THE GOOD: The Samsung Q2 is incredibly inexpensive and offers solid sound quality, a nice screen, and a decent array of features, such as an FM tuner, voice recording, and games.
THE BAD: The Samsung Q2 has a cheap, plastic design that's generic looking. There's no dedicated volume, and the touch-pad interface is not ideal for all users. The battery life for audio is appalling.
THE BOTTOM LINE: The Samsung Q2 offers excellent bang for your buck thanks to its rock-bottom pricing, plentiful features, lovely screen, and solid sound quality.
The MP3 player market has done nothing but benefit from the decline in flash memory prices. One of many examples can be found in the Samsung Q2, a plain-looking device that comes in 8GB and 16GB versions for just $99.99 and $129.99, respectively. The Q2 is priced well below its competitors–particularly the 16GB version–and it delivers an excellent value, thanks to good sound quality and a nice array of handy features. However, we're not taken with the player's design.
On first glance, the Samsung Q2 appears pretty sleek, but up close, the plastic design leaves a little to be desired. The light-up touch-pad controls on the face and chrome-like border wrapping around the edges do add hints of style, but overall, the unit has a rather generic look that doesn't seem particularly innovative at this stage in the game. Of course, it's a budget player, so we can't expect the Q2 to have the slick, weighty feel of the P3. It's certainly a reasonably compact player, measuring 3.9 inches by 1.9 inches by 0.4 inch, and the display is relatively large at 2.4-inches diagonal.
The screen–a QVGA number with 320×240-pixel resolution–offers excellent clarity and color saturation. Also, the icon-driven interface is exceptionally easy to navigate, although we found ourselves drawn to touch the screen in an attempt to control the unit, which is not an option. Also, the touch pad may not appeal to some and makes blind navigation impossible–especially since there isn't even a dedicated volume rocker. The only tactile buttons are on the right side (a power/hold key and record button).
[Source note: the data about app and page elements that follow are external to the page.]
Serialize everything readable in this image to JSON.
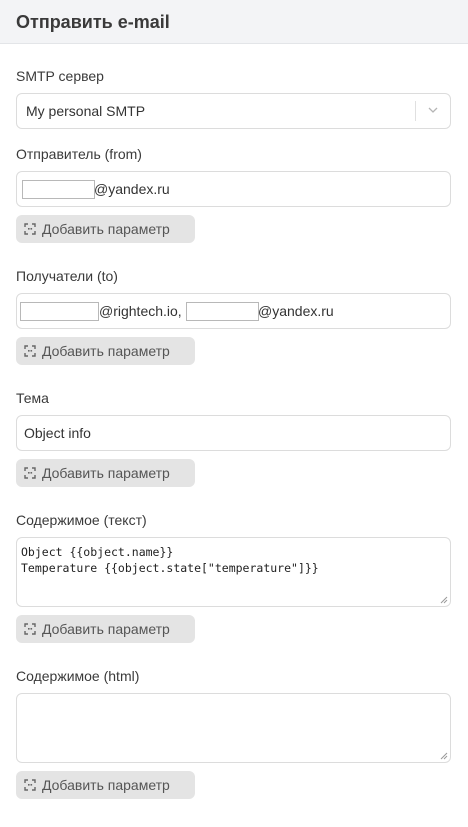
{
  "header": {
    "title": "Отправить e-mail"
  },
  "smtp": {
    "label": "SMTP сервер",
    "value": "My personal SMTP"
  },
  "from": {
    "label": "Отправитель (from)",
    "suffix": "@yandex.ru"
  },
  "to": {
    "label": "Получатели (to)",
    "suffix_1": "@rightech.io,",
    "suffix_2": "@yandex.ru"
  },
  "subject": {
    "label": "Тема",
    "value": "Object info"
  },
  "body_text": {
    "label": "Содержимое (текст)",
    "line_1": "Object {{object.name}}",
    "line_2": "Temperature {{object.state[\"temperature\"]}}"
  },
  "body_html": {
    "label": "Содержимое (html)",
    "value": ""
  },
  "add_param_label": "Добавить параметр",
  "icons": {
    "chevron": "chevron-down-icon",
    "param": "variable-bracket-icon"
  }
}
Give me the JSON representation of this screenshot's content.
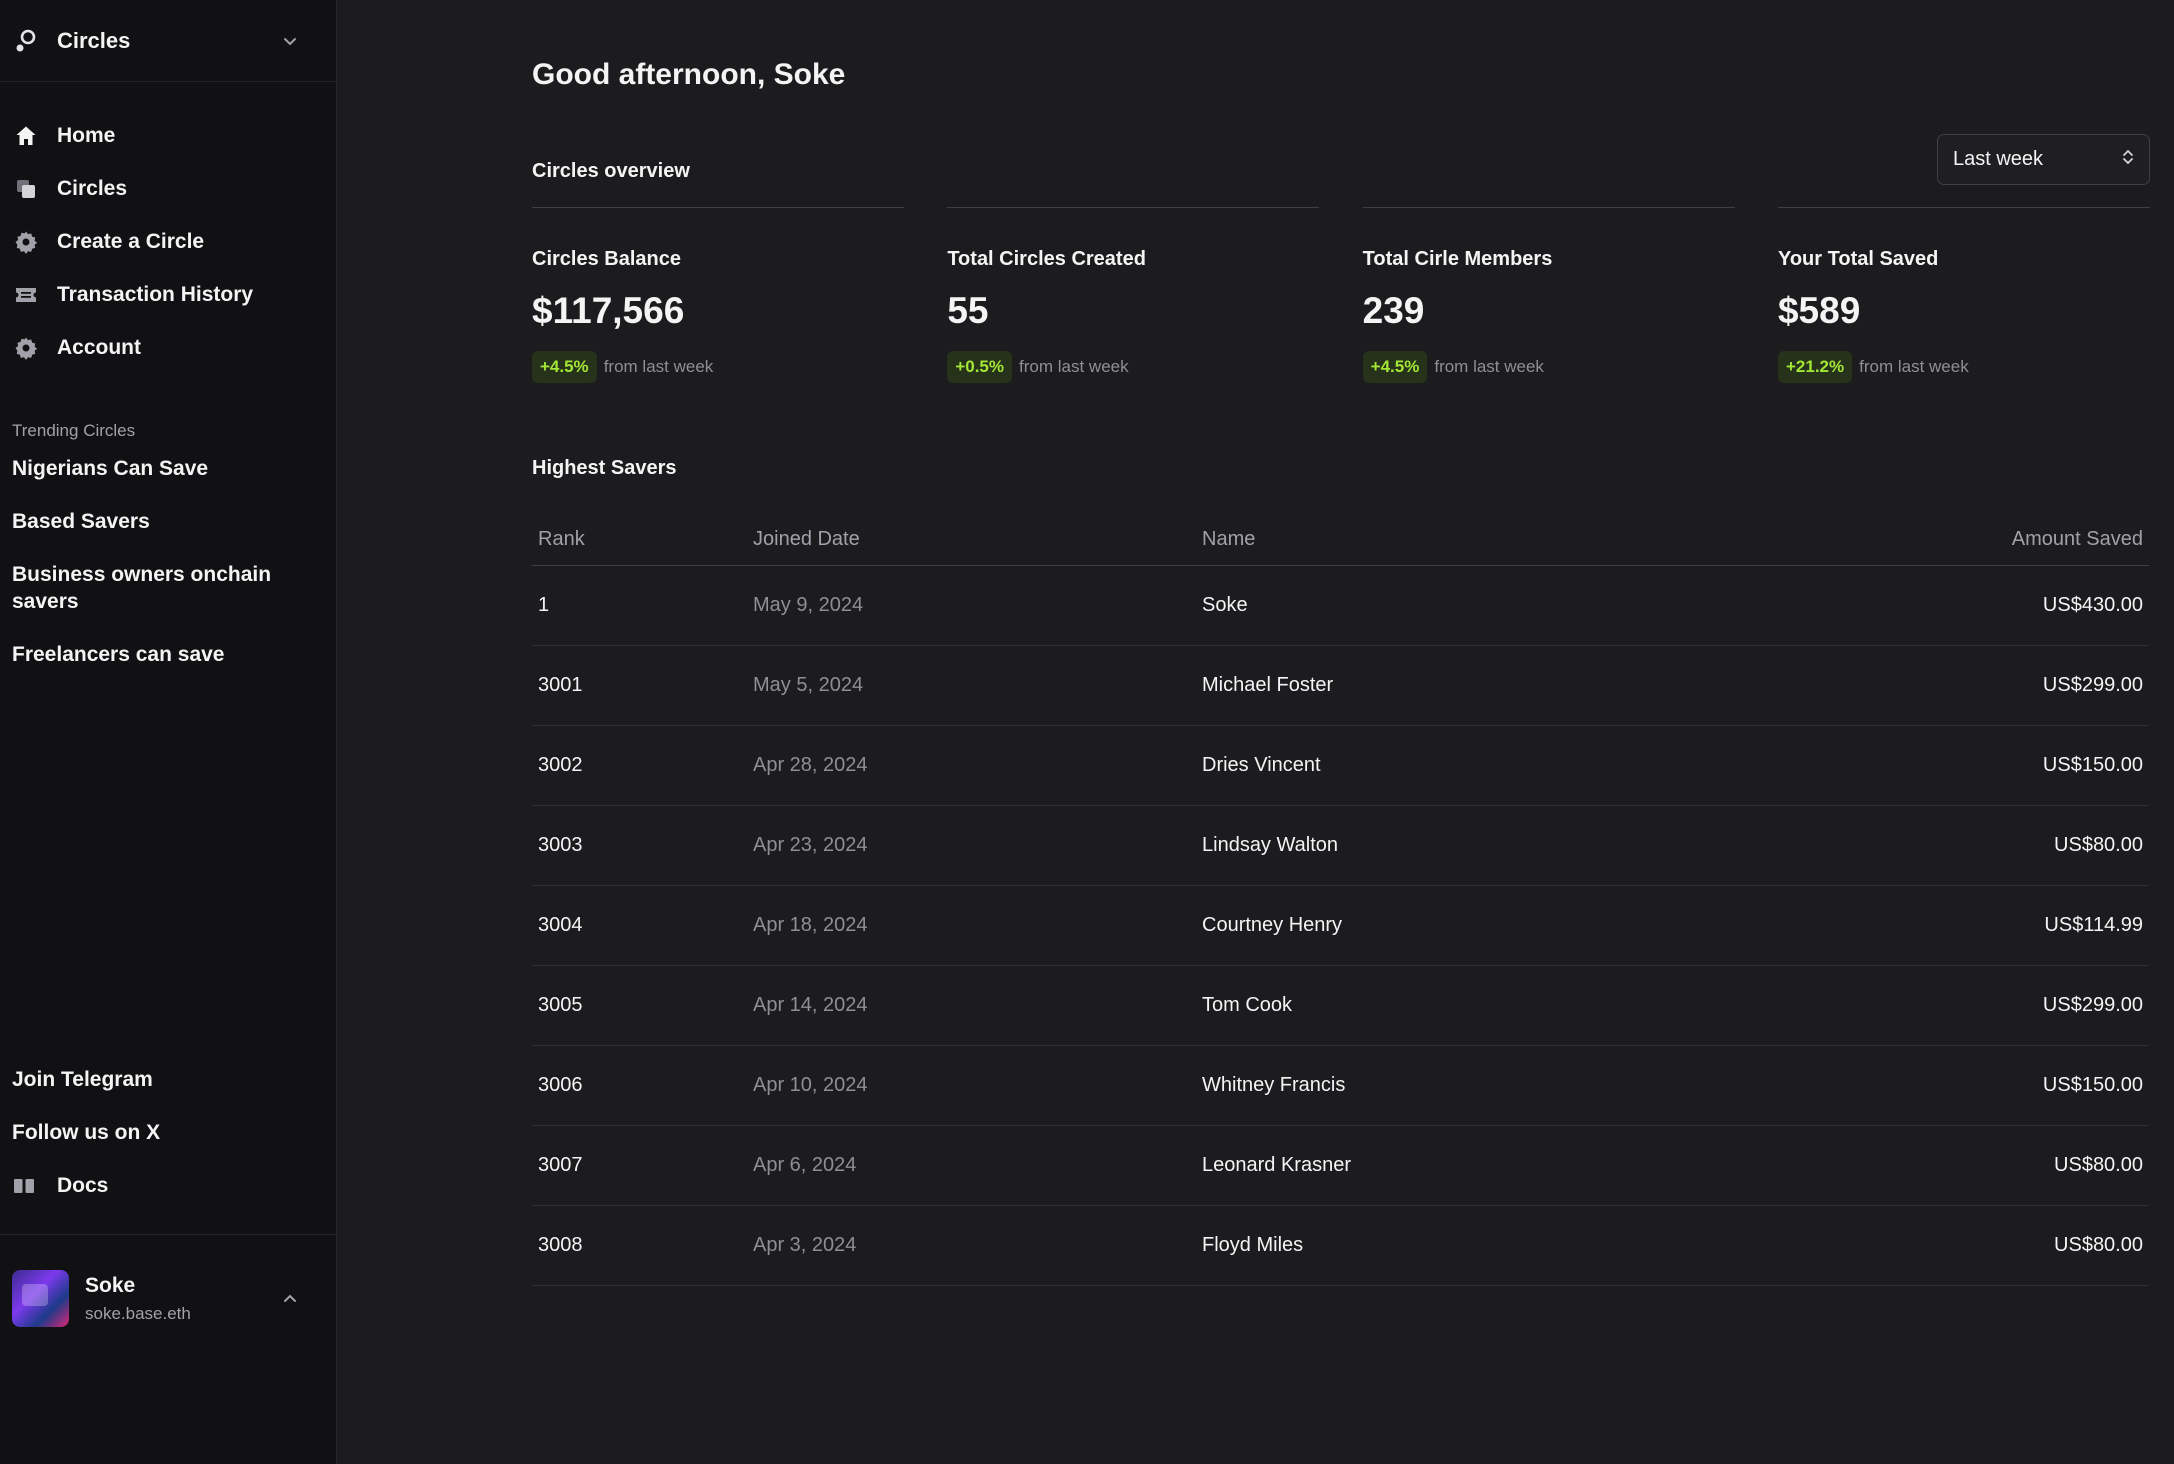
{
  "sidebar": {
    "brand": "Circles",
    "nav": [
      {
        "label": "Home",
        "icon": "home-icon"
      },
      {
        "label": "Circles",
        "icon": "stack-icon"
      },
      {
        "label": "Create a Circle",
        "icon": "gear-icon"
      },
      {
        "label": "Transaction History",
        "icon": "ticket-icon"
      },
      {
        "label": "Account",
        "icon": "gear-icon"
      }
    ],
    "trending_label": "Trending Circles",
    "trending": [
      "Nigerians Can Save",
      "Based Savers",
      "Business owners onchain savers",
      "Freelancers can save"
    ],
    "bottom_links": [
      {
        "label": "Join Telegram"
      },
      {
        "label": "Follow us on X"
      },
      {
        "label": "Docs",
        "icon": "book-icon"
      }
    ],
    "profile": {
      "name": "Soke",
      "handle": "soke.base.eth"
    }
  },
  "main": {
    "greeting": "Good afternoon, Soke",
    "overview_title": "Circles overview",
    "period": "Last week",
    "stats": [
      {
        "label": "Circles Balance",
        "value": "$117,566",
        "change": "+4.5%",
        "change_text": "from last week"
      },
      {
        "label": "Total Circles Created",
        "value": "55",
        "change": "+0.5%",
        "change_text": "from last week"
      },
      {
        "label": "Total Cirle Members",
        "value": "239",
        "change": "+4.5%",
        "change_text": "from last week"
      },
      {
        "label": "Your Total Saved",
        "value": "$589",
        "change": "+21.2%",
        "change_text": "from last week"
      }
    ],
    "savers_title": "Highest Savers",
    "table": {
      "headers": {
        "rank": "Rank",
        "date": "Joined Date",
        "name": "Name",
        "amount": "Amount Saved"
      },
      "rows": [
        {
          "rank": "1",
          "date": "May 9, 2024",
          "name": "Soke",
          "amount": "US$430.00"
        },
        {
          "rank": "3001",
          "date": "May 5, 2024",
          "name": "Michael Foster",
          "amount": "US$299.00"
        },
        {
          "rank": "3002",
          "date": "Apr 28, 2024",
          "name": "Dries Vincent",
          "amount": "US$150.00"
        },
        {
          "rank": "3003",
          "date": "Apr 23, 2024",
          "name": "Lindsay Walton",
          "amount": "US$80.00"
        },
        {
          "rank": "3004",
          "date": "Apr 18, 2024",
          "name": "Courtney Henry",
          "amount": "US$114.99"
        },
        {
          "rank": "3005",
          "date": "Apr 14, 2024",
          "name": "Tom Cook",
          "amount": "US$299.00"
        },
        {
          "rank": "3006",
          "date": "Apr 10, 2024",
          "name": "Whitney Francis",
          "amount": "US$150.00"
        },
        {
          "rank": "3007",
          "date": "Apr 6, 2024",
          "name": "Leonard Krasner",
          "amount": "US$80.00"
        },
        {
          "rank": "3008",
          "date": "Apr 3, 2024",
          "name": "Floyd Miles",
          "amount": "US$80.00"
        }
      ]
    }
  },
  "colors": {
    "accent_green": "#a3e635",
    "badge_bg": "#26321a",
    "background": "#1c1c1e",
    "sidebar_bg": "#111113"
  }
}
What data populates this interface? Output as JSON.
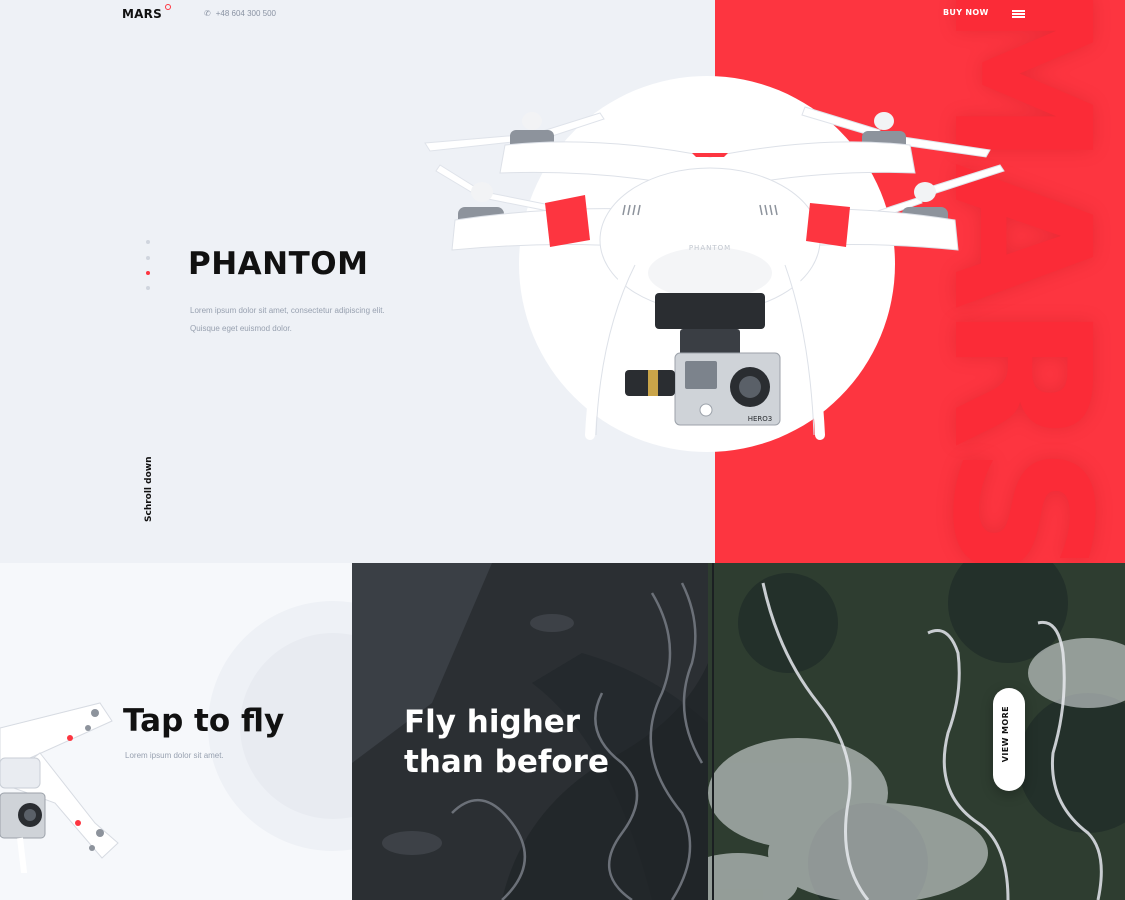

Although its construction strikes us as fairly cheap, the Samsung Q2 does pack in an impressive amount of features for the price. You can connect the player to either a Mac (UMS) or Windows (MTP) operating system, and choose between jukebox or drag-and-drop transfer modes. To that end, the device also offers a folder navigation option onboard, in case you prefer that style of browsing for content. Music (MP3, Flac, OGG, WMA) is also organized into the artist, album, and playlist step-down structure. In addition to that media, the Q2 also supports MPEG4 and WMV video as well as JPEG photos. If you get sick of your own content, you can flip on the FM tuner, which includes rudimentary RBDS capability, autoscanning, preset modes, and a recording function. There's even a built-in mic for making voice recordings, and the player accepts text files and datacasts. You may also create one on-the-fly playlist on the device itself.
Hands-on testing proved that the Samsung Q2 is a solid performer across the board, although audio is not as stellar as that offered by the P3. However, you get a plethora of sound enhancement options as well as a five-band user EQ, so most listeners should be able to fine tune things to their liking. In general, music sounded clear and warm, with reasonable, but not thumping, bass response. Although we could hear plenty of high-end detail, it was not as sparkling as that offered by the Q2's touch-screen cousin. Also, the battery life for audio is dismal: CNET Labs clocked it at just 6.9 hours. Video, on the other hand, fared OK, clocking in at 4 hours. But we still have no issues recommending this player as a solid budget option.